There were some moments this morning – getting coffee and settling in to write – where I felt optimistic and… light. Ideas nudging the edges of my consciousness in such a good way. And then, they’re gone. Like a magic spell in a movie when the swirling elements drop like sand to the floor.

It’s okay. Like some movie trope, it’s just the cue to try again.

Sometimes the world moves in on you – for you. People come when you need them. And we really hope: when they need you.

I think that our social vocabulary is limited. Love is such a big word when it’s spoken in earnest. “I care for you,” is a beautiful phrase, I think. The honest description of real empathy and fondness without necessarily transgressing a sphere of intimacy. But in conversation? I don’t know. I think I get associations of bald people in flowing robes and a kind of patronizing distance. I care for you the same way I care for the tadpoles at the edge of the pond in spring. Lofty. A chilly warmth that somehow makes it all about them – those them trying so hard to make it all about nothing/everything.

Where’s the comfort in that?

I am fond of you? Archaic. I am out of words.

Another person that I care for, of whom I am fond – a person I “click with”, admire, and look forward to having a long and loving friendship with – is ill.

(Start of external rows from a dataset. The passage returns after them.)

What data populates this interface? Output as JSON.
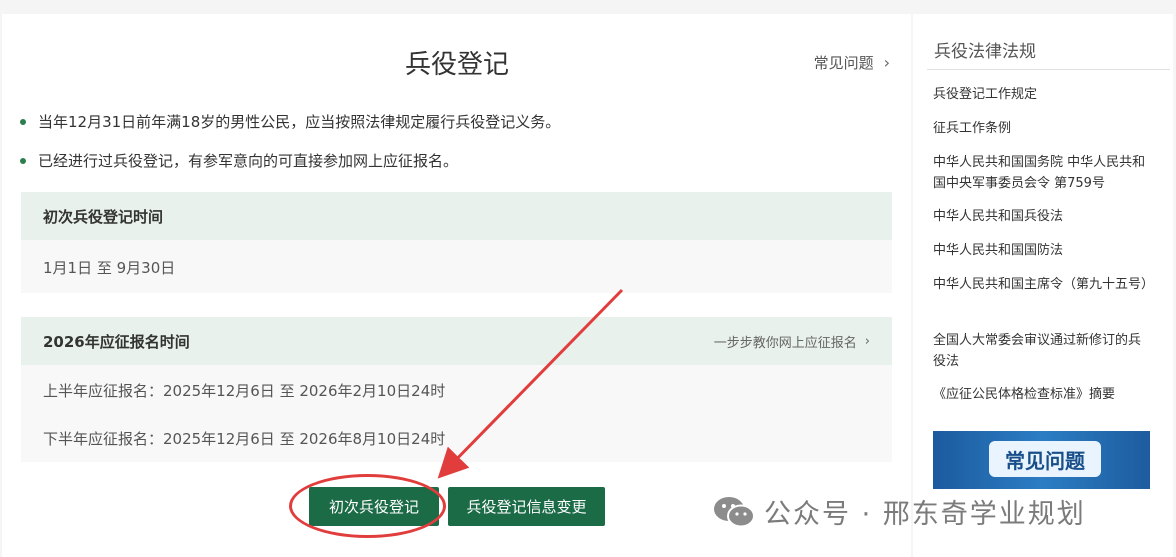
{
  "main": {
    "title": "兵役登记",
    "faq_link": "常见问题",
    "bullets": [
      "当年12月31日前年满18岁的男性公民，应当按照法律规定履行兵役登记义务。",
      "已经进行过兵役登记，有参军意向的可直接参加网上应征报名。"
    ],
    "first_reg_box": {
      "header": "初次兵役登记时间",
      "text": "1月1日 至 9月30日"
    },
    "enlist_box": {
      "header": "2026年应征报名时间",
      "guide_link": "一步步教你网上应征报名",
      "rows": [
        "上半年应征报名：2025年12月6日 至 2026年2月10日24时",
        "下半年应征报名：2025年12月6日 至 2026年8月10日24时"
      ]
    },
    "buttons": {
      "first_registration": "初次兵役登记",
      "info_change": "兵役登记信息变更"
    }
  },
  "sidebar": {
    "title": "兵役法律法规",
    "links": [
      "兵役登记工作规定",
      "征兵工作条例",
      "中华人民共和国国务院 中华人民共和国中央军事委员会令 第759号",
      "中华人民共和国兵役法",
      "中华人民共和国国防法",
      "中华人民共和国主席令（第九十五号）",
      "全国人大常委会审议通过新修订的兵役法",
      "《应征公民体格检查标准》摘要"
    ],
    "banner_label": "常见问题"
  },
  "watermark": "公众号 · 邢东奇学业规划",
  "icons": {
    "chevron": "chevron-right-icon",
    "bullet": "bullet-dot-icon",
    "wechat": "wechat-icon"
  },
  "colors": {
    "accent": "#1c6b47",
    "box_header": "#e8f1ec",
    "annotation": "#e23d3d"
  }
}
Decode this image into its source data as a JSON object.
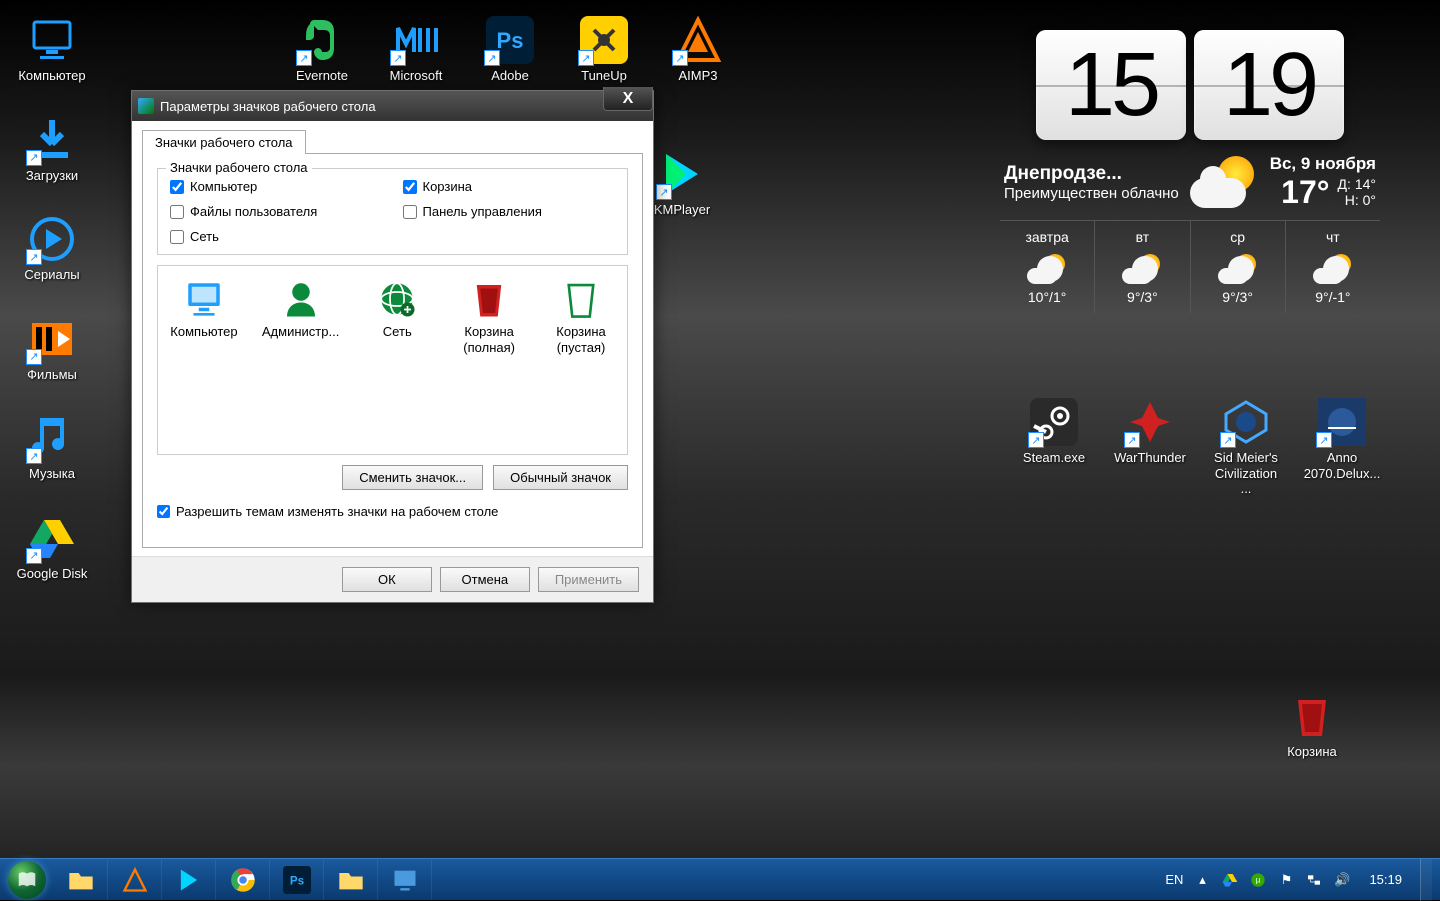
{
  "dialog": {
    "title": "Параметры значков рабочего стола",
    "tab": "Значки рабочего стола",
    "fieldset_legend": "Значки рабочего стола",
    "checks": {
      "computer": "Компьютер",
      "bin": "Корзина",
      "userfiles": "Файлы пользователя",
      "controlpanel": "Панель управления",
      "network": "Сеть"
    },
    "icons": {
      "computer": "Компьютер",
      "admin": "Администр...",
      "network": "Сеть",
      "bin_full": "Корзина (полная)",
      "bin_empty": "Корзина (пустая)"
    },
    "btn_change": "Сменить значок...",
    "btn_default": "Обычный значок",
    "allow_themes": "Разрешить темам изменять значки на рабочем столе",
    "btn_ok": "ОК",
    "btn_cancel": "Отмена",
    "btn_apply": "Применить"
  },
  "desktop_icons": {
    "computer": "Компьютер",
    "downloads": "Загрузки",
    "serials": "Сериалы",
    "films": "Фильмы",
    "music": "Музыка",
    "gdisk": "Google Disk",
    "evernote": "Evernote",
    "microsoft": "Microsoft",
    "adobe": "Adobe",
    "tuneup": "TuneUp",
    "aimp3": "AIMP3",
    "kmplayer": "KMPlayer",
    "steam": "Steam.exe",
    "warthunder": "WarThunder",
    "civ": "Sid Meier's Civilization ...",
    "anno": "Anno 2070.Delux...",
    "bin": "Корзина"
  },
  "weather": {
    "hours": "15",
    "minutes": "19",
    "location": "Днепродзе...",
    "date": "Вс, 9 ноября",
    "condition": "Преимуществен облачно",
    "temp": "17°",
    "high_label": "Д:",
    "high": "14°",
    "low_label": "Н:",
    "low": "0°",
    "forecast": [
      {
        "day": "завтра",
        "temp": "10°/1°"
      },
      {
        "day": "вт",
        "temp": "9°/3°"
      },
      {
        "day": "ср",
        "temp": "9°/3°"
      },
      {
        "day": "чт",
        "temp": "9°/-1°"
      }
    ]
  },
  "taskbar": {
    "lang": "EN",
    "clock": "15:19"
  }
}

And I can’t find the appropriate words. She’s an ocean away, so I can sit and drink tea with her and just be.

It makes me sad. Flat. It’s as though I don’t know how to pull myself together and make a difference.

All this, this past year, has brought me a new kind of helplessness. Or at least a new comprehension of existential helplessness.

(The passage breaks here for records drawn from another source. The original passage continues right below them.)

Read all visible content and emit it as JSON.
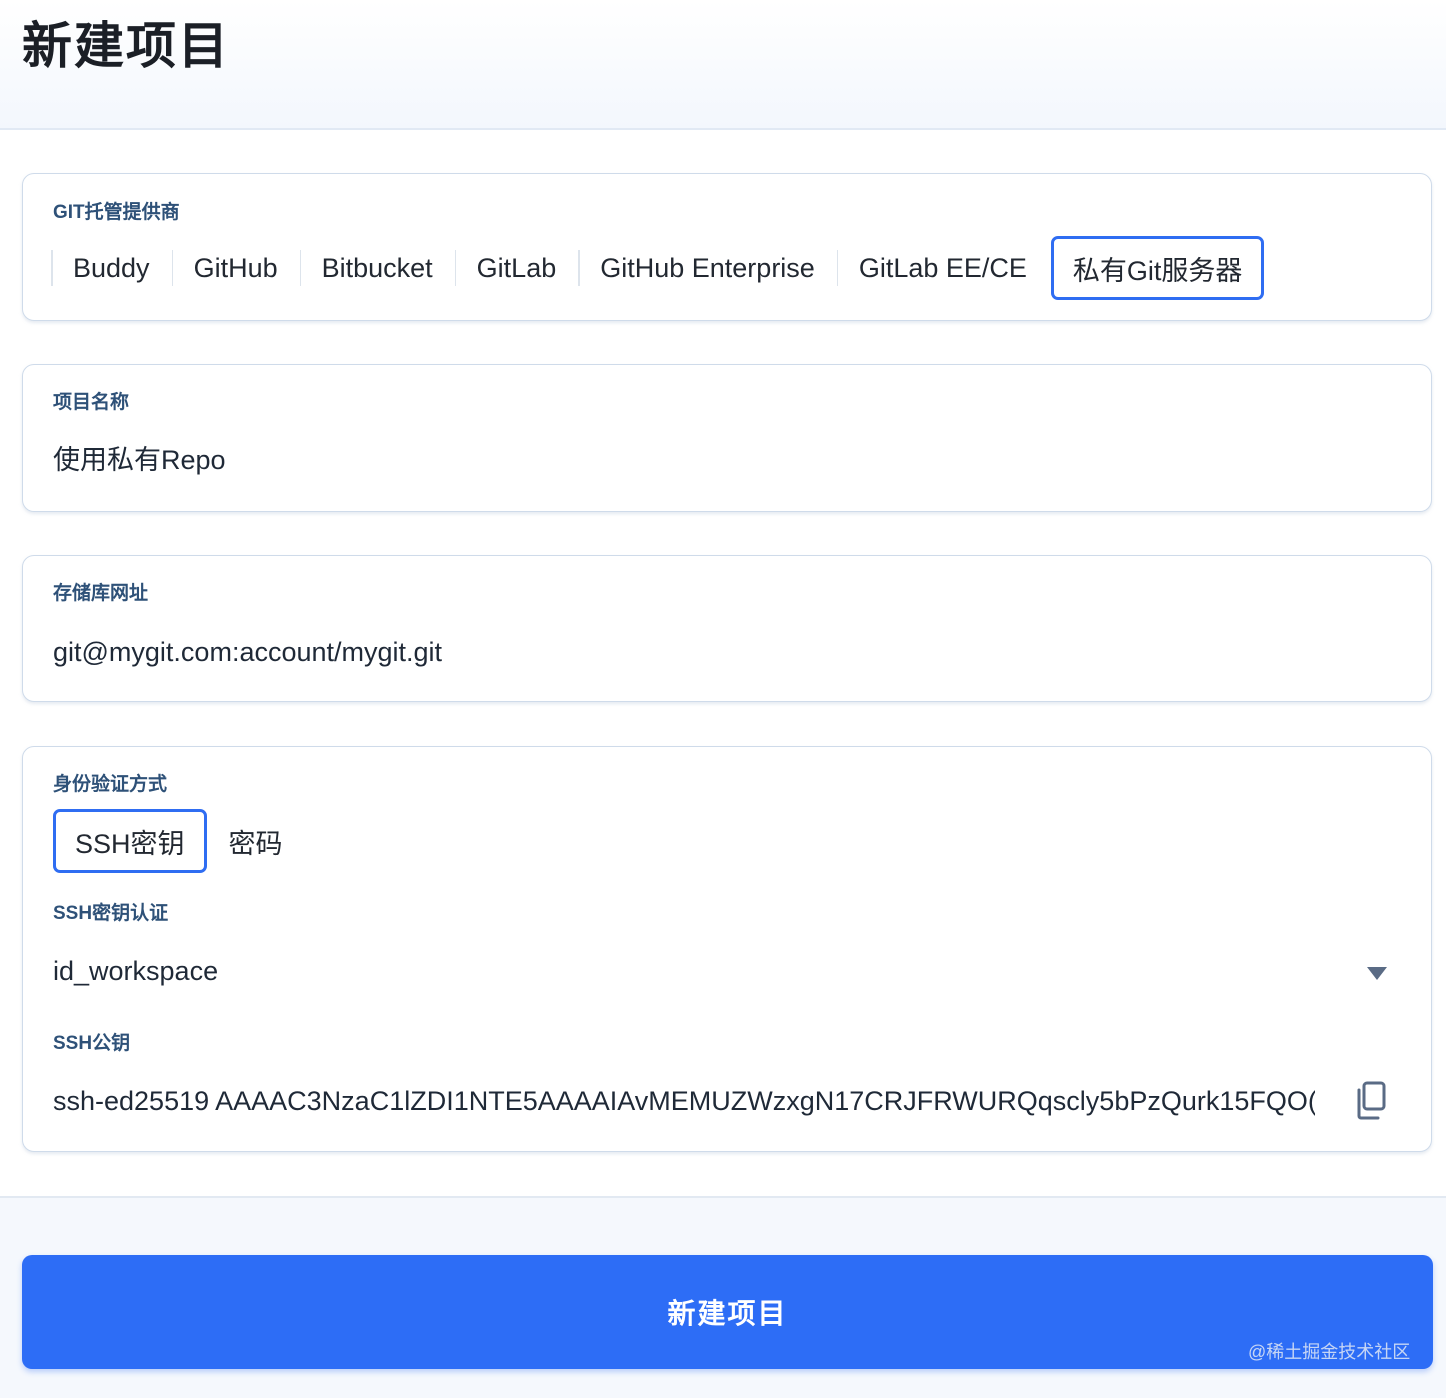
{
  "page": {
    "title": "新建项目"
  },
  "provider": {
    "label": "GIT托管提供商",
    "tabs": [
      "Buddy",
      "GitHub",
      "Bitbucket",
      "GitLab",
      "GitHub Enterprise",
      "GitLab EE/CE",
      "私有Git服务器"
    ],
    "selected": "私有Git服务器"
  },
  "project_name": {
    "label": "项目名称",
    "value": "使用私有Repo"
  },
  "repo_url": {
    "label": "存储库网址",
    "value": "git@mygit.com:account/mygit.git"
  },
  "auth": {
    "label": "身份验证方式",
    "tabs": [
      "SSH密钥",
      "密码"
    ],
    "selected": "SSH密钥",
    "ssh_key_label": "SSH密钥认证",
    "ssh_key_value": "id_workspace",
    "public_key_label": "SSH公钥",
    "public_key_value": "ssh-ed25519 AAAAC3NzaC1lZDI1NTE5AAAAIAvMEMUZWzxgN17CRJFRWURQqscly5bPzQurk15FQO(",
    "dropdown_icon": "chevron-down-icon",
    "copy_icon": "copy-icon"
  },
  "footer": {
    "create_button_label": "新建项目",
    "watermark": "@稀土掘金技术社区"
  },
  "colors": {
    "accent": "#2d6df6",
    "label": "#2e5178",
    "border": "#cfdbea"
  }
}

I have definitely entered a new phase of life. Where people I love, from 25 to 70 are grappling with mortality. And there are people, too, whom I do not love, but featured in a few revenge fantasies. I’m seeing how poorly written my fantasies are, how unrelated they are to real emotions. Thin storylines with hollow characters.

The wonderful – literally wonder-filled – thing about this is that I see how unfinished I am. It’s like I have opened the door to a new world. Moved from black and white to color, from a sunset projected onto flat walls, through the doorway to the “real world” which is too big to take in, and too immediate to ignore.

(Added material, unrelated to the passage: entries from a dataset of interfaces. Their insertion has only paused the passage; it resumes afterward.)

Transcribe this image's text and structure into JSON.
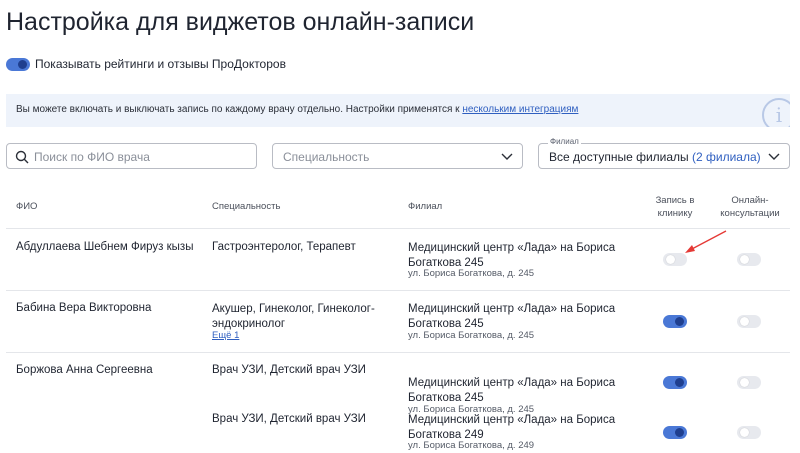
{
  "page_title": "Настройка для виджетов онлайн-записи",
  "show_ratings": {
    "label": "Показывать рейтинги и отзывы ПроДокторов",
    "enabled": true
  },
  "info_banner": {
    "text": "Вы можете включать и выключать запись по каждому врачу отдельно. Настройки применятся к ",
    "link": "нескольким интеграциям"
  },
  "filters": {
    "search_placeholder": "Поиск по ФИО врача",
    "specialty_placeholder": "Специальность",
    "filial_label": "Филиал",
    "filial_value": "Все доступные филиалы",
    "filial_count": "(2 филиала)"
  },
  "table": {
    "headers": {
      "fio": "ФИО",
      "specialty": "Специальность",
      "filial": "Филиал",
      "clinic": "Запись в клинику",
      "online": "Онлайн-консультации"
    },
    "rows": [
      {
        "name": "Абдуллаева Шебнем Фируз кызы",
        "specialty": "Гастроэнтеролог, Терапевт",
        "filial_name": "Медицинский центр «Лада» на Бориса Богаткова 245",
        "filial_address": "ул. Бориса Богаткова, д. 245",
        "clinic_enabled": false,
        "online_enabled": false
      },
      {
        "name": "Бабина Вера Викторовна",
        "specialty": "Акушер, Гинеколог, Гинеколог-эндокринолог",
        "more": "Ещё 1",
        "filial_name": "Медицинский центр «Лада» на Бориса Богаткова 245",
        "filial_address": "ул. Бориса Богаткова, д. 245",
        "clinic_enabled": true,
        "online_enabled": false
      },
      {
        "name": "Боржова Анна Сергеевна",
        "specialty": "Врач УЗИ, Детский врач УЗИ",
        "filial_name": "Медицинский центр «Лада» на Бориса Богаткова 245",
        "filial_address": "ул. Бориса Богаткова, д. 245",
        "clinic_enabled": true,
        "online_enabled": false
      },
      {
        "specialty": "Врач УЗИ, Детский врач УЗИ",
        "filial_name": "Медицинский центр «Лада» на Бориса Богаткова 249",
        "filial_address": "ул. Бориса Богаткова, д. 249",
        "clinic_enabled": true,
        "online_enabled": false
      }
    ]
  },
  "colors": {
    "accent": "#4a78d6",
    "toggle_off": "#e7e9ee",
    "banner_bg": "#eef3fb",
    "arrow": "#e53935"
  },
  "icons": {
    "search": "search-icon",
    "chevron": "chevron-down-icon",
    "info": "info-icon"
  }
}
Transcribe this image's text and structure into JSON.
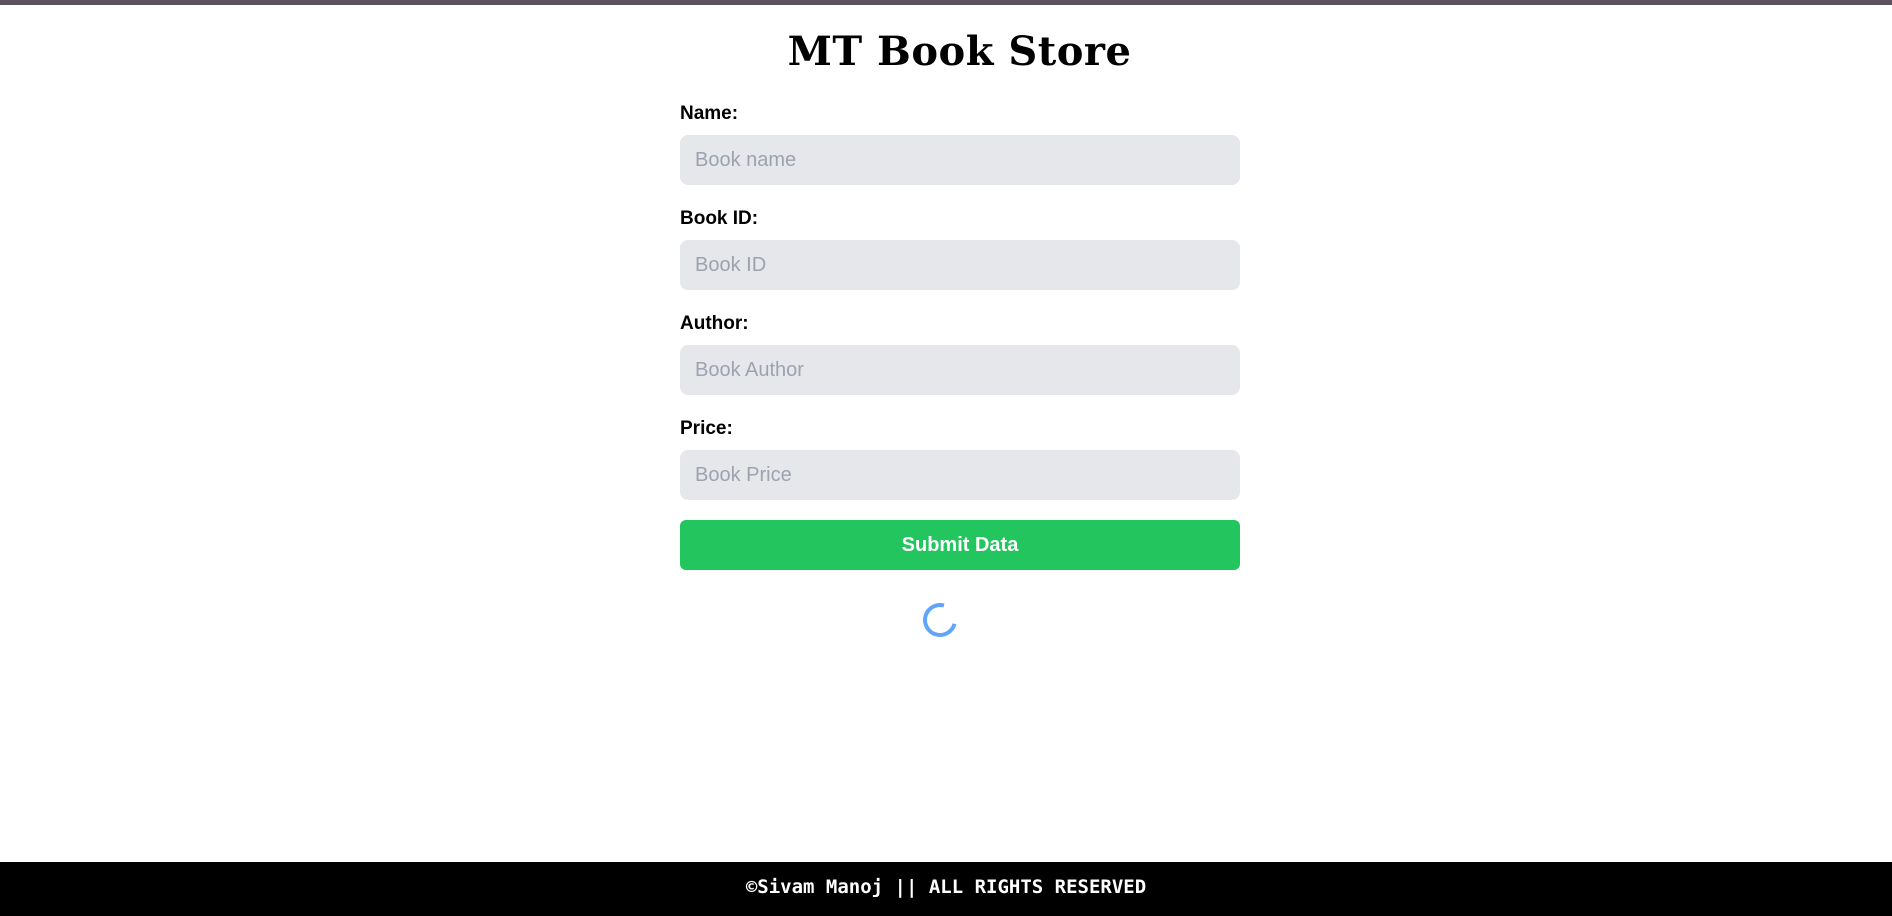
{
  "app": {
    "title": "MT Book Store"
  },
  "form": {
    "fields": [
      {
        "label": "Name:",
        "placeholder": "Book name",
        "value": ""
      },
      {
        "label": "Book ID:",
        "placeholder": "Book ID",
        "value": ""
      },
      {
        "label": "Author:",
        "placeholder": "Book Author",
        "value": ""
      },
      {
        "label": "Price:",
        "placeholder": "Book Price",
        "value": ""
      }
    ],
    "submit_label": "Submit Data"
  },
  "status": {
    "loading_icon": "spinner-icon",
    "color": "#60a5fa"
  },
  "footer": {
    "text": "©Sivam Manoj || ALL RIGHTS RESERVED"
  },
  "colors": {
    "accent": "#22c55e",
    "input_bg": "#e5e7eb",
    "footer_bg": "#000000",
    "top_bar": "#5f5260"
  }
}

I want to hold someone’s hand, get my feet wet, and listen.

I read the chat messages in a quiet moment. I pay attention to the few songbirds that have overwintered near the lake. I almost wrote, “lonely songbirds”. I figure if I can learn to stop projecting, I can better see the world as it is: its brooding, its illness, death, and its love.

7 Replies to “Existential Helplessness”

  1. Lingering over your words Ren. Especially the need to break from expressions like “lonely birds’ and really see/think differently. I have been with someone lately who was dying. There was no joy of being with him in person other than when the quiet set in. Only then could he tell I cared. I kept being told by others seeing him was “the right thing” to do. Was it? I have no answers. Only more questions. Earl Grey tea cheers to you my diarist friend.

  2. “I figure if I can learn to stop projecting, I can better see the world as it is: its brooding, its illness, death, and its love”–

    Zen study helped me to stop projecting more than counseling ever did. And also, raising children. I was so happy that they were who they were…these unaccountably amusing curious beings…that I spent less time dwelling on myself. I did not see them as projections of me or my abilities, either. They were just there. Teaching me stuff.

    I brood less these days. At my age, yeah–family members, friends, colleagues, old lovers, get seriously ill and die. But they also have grandchildren and traveling and gardens and art to create.

    Physics helped me, too. Because the randomness just comes with the cosmic territory. It’s not something I can control, nor is it something I deserve somehow.

    It just is. We can learn to love ourselves (brooding, illness, fracturing, dysfunction, and all).


%d bloggers like this: